Assignment |
Your answer should consist of the lines below that hold the word "this".

Material provided |

-*-

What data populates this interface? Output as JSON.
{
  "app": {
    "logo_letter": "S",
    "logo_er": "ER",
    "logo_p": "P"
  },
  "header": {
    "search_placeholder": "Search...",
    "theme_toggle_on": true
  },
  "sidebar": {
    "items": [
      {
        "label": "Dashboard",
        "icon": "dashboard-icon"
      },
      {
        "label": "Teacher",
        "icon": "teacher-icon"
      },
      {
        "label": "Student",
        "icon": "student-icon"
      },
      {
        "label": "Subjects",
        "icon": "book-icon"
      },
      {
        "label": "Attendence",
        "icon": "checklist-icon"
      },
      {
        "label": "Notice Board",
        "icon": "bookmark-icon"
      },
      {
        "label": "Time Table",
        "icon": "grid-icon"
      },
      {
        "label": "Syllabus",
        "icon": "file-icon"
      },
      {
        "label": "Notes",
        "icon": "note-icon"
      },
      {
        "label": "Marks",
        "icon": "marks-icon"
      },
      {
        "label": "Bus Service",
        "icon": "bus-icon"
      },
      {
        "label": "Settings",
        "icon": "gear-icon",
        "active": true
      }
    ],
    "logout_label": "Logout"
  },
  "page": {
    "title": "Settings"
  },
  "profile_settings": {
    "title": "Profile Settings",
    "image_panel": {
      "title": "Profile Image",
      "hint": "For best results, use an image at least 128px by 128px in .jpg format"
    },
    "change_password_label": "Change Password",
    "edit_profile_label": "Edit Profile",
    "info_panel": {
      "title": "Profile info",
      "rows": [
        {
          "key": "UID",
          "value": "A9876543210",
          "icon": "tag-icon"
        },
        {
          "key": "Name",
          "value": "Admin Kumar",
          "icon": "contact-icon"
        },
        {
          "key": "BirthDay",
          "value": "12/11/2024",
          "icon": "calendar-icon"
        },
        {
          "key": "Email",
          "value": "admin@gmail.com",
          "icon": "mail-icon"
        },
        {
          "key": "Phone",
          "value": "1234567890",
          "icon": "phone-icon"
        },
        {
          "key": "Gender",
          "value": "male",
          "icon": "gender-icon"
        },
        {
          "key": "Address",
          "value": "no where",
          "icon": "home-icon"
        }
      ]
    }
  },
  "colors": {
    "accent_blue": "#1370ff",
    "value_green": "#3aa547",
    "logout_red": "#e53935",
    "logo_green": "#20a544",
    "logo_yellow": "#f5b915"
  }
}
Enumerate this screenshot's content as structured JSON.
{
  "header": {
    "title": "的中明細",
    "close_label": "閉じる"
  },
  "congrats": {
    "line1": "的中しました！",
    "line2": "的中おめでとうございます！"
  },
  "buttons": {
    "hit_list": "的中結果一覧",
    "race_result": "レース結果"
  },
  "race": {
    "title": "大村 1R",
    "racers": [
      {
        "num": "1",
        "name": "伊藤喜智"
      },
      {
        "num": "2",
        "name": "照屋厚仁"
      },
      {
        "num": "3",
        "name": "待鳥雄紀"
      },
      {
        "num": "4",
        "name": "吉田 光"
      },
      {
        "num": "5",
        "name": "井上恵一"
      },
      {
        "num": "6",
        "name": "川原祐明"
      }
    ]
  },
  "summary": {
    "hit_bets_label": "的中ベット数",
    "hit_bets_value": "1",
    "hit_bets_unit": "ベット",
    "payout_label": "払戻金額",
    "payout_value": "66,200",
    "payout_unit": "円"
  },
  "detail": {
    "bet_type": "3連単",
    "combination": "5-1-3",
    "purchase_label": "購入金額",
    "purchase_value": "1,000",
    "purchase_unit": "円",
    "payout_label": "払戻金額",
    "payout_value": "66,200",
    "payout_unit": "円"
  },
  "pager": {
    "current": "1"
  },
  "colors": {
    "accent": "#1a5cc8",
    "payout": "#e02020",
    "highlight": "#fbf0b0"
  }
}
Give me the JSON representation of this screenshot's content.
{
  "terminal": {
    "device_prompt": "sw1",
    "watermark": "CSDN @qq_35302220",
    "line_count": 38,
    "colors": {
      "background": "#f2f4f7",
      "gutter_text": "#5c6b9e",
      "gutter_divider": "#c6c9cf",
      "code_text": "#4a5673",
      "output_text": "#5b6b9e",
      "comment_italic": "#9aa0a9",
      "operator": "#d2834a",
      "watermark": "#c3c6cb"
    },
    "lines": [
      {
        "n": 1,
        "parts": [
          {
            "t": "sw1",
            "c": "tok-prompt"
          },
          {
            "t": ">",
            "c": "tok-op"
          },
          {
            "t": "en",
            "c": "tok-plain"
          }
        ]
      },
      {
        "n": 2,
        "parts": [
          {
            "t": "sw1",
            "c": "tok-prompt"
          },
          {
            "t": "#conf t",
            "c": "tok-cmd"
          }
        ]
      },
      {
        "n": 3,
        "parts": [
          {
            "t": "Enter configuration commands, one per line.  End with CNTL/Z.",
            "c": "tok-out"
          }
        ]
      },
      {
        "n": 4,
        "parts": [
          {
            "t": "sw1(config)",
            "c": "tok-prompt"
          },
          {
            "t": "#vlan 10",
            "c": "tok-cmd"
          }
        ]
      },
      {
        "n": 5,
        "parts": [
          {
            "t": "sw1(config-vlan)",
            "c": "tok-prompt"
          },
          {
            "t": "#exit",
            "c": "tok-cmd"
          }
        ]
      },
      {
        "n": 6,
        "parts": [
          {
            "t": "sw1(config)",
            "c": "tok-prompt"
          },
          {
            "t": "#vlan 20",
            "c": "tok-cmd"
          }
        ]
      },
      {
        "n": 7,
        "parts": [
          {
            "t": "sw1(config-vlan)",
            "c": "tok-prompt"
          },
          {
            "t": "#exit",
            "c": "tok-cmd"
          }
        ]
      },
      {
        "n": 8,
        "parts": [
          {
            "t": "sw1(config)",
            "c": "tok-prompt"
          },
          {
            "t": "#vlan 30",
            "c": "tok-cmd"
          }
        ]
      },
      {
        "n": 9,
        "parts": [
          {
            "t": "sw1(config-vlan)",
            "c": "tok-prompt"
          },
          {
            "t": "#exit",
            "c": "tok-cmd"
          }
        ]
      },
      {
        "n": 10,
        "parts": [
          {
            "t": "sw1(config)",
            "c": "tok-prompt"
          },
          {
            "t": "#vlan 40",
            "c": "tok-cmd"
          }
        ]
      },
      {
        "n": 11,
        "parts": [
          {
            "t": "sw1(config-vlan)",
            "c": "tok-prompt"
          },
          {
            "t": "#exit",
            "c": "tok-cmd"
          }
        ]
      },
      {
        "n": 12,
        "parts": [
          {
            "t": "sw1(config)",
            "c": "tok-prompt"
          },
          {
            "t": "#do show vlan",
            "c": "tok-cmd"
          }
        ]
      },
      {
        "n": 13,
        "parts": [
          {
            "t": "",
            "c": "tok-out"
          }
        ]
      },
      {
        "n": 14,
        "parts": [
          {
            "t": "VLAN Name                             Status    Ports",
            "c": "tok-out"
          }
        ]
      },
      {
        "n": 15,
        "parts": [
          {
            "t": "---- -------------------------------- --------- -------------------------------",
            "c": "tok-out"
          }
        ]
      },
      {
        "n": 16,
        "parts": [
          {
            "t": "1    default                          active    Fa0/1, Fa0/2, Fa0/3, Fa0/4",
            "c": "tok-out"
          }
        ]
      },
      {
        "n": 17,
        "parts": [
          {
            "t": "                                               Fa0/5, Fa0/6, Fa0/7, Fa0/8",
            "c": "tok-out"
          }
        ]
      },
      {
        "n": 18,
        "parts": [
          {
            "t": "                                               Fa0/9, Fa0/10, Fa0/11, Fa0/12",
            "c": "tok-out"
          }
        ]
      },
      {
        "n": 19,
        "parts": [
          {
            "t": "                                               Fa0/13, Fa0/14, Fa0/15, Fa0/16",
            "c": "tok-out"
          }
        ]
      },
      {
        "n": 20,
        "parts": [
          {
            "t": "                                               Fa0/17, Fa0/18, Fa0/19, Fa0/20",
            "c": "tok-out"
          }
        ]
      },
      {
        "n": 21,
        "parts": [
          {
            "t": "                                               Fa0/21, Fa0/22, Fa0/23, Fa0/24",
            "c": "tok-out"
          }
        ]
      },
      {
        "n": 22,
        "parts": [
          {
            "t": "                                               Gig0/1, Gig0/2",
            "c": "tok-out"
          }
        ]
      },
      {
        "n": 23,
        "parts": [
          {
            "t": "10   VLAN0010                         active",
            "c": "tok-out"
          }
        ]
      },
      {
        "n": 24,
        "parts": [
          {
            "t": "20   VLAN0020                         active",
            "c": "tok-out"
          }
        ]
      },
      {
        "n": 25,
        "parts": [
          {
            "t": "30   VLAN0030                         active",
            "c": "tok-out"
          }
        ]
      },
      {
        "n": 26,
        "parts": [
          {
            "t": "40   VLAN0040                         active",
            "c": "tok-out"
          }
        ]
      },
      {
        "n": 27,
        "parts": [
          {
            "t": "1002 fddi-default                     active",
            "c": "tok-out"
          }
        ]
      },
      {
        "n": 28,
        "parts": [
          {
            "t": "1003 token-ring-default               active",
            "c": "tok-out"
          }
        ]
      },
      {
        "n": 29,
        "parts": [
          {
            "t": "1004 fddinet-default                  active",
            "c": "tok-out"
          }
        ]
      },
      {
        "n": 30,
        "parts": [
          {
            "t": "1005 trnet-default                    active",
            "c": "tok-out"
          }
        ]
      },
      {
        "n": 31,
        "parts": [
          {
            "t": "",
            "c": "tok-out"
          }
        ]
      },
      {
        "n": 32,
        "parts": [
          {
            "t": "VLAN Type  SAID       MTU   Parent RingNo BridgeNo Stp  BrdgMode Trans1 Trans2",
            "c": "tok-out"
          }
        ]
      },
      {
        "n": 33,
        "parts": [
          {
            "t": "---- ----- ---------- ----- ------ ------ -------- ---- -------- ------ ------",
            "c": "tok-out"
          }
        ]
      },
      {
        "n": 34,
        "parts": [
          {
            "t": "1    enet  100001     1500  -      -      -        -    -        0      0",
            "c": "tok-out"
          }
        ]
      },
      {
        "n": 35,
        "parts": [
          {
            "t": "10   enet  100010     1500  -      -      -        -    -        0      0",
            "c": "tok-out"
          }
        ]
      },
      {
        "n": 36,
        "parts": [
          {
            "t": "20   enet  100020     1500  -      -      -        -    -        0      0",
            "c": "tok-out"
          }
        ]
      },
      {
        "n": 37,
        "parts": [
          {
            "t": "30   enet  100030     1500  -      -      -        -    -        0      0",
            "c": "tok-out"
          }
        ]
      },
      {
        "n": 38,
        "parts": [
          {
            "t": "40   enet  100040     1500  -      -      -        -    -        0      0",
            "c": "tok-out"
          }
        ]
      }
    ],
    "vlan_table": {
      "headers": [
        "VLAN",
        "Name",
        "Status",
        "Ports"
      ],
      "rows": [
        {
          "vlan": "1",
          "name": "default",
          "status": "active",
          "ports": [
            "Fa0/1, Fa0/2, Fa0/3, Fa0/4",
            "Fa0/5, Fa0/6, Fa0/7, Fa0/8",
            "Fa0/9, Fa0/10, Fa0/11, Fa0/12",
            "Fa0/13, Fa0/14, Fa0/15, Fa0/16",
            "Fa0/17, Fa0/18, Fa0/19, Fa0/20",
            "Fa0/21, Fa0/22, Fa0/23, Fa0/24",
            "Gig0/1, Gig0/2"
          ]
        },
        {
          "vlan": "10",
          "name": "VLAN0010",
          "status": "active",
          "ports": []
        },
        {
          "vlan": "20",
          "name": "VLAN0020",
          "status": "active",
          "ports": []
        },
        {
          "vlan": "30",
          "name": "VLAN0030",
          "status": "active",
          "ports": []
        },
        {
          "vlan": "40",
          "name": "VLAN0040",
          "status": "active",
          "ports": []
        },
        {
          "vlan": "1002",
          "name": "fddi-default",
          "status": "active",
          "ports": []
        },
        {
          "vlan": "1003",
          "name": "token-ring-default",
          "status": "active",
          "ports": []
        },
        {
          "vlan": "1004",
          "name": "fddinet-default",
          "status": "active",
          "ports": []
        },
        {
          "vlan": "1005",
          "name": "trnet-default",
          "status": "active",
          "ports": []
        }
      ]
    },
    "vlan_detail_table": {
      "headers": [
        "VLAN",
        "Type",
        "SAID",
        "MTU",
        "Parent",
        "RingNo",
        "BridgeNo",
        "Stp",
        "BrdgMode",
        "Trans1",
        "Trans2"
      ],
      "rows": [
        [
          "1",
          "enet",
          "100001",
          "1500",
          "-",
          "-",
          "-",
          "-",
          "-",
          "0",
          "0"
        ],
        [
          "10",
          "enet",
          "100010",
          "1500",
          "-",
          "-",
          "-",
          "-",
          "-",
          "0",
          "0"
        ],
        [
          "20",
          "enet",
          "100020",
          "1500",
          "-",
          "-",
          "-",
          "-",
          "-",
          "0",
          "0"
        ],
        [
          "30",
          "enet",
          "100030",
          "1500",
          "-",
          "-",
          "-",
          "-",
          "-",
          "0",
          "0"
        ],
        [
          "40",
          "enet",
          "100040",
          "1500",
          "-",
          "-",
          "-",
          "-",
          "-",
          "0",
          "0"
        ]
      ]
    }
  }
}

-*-

Result |
What data populates this interface? Output as JSON.
Enumerate this screenshot's content as structured JSON.
Give me the JSON representation of this screenshot's content.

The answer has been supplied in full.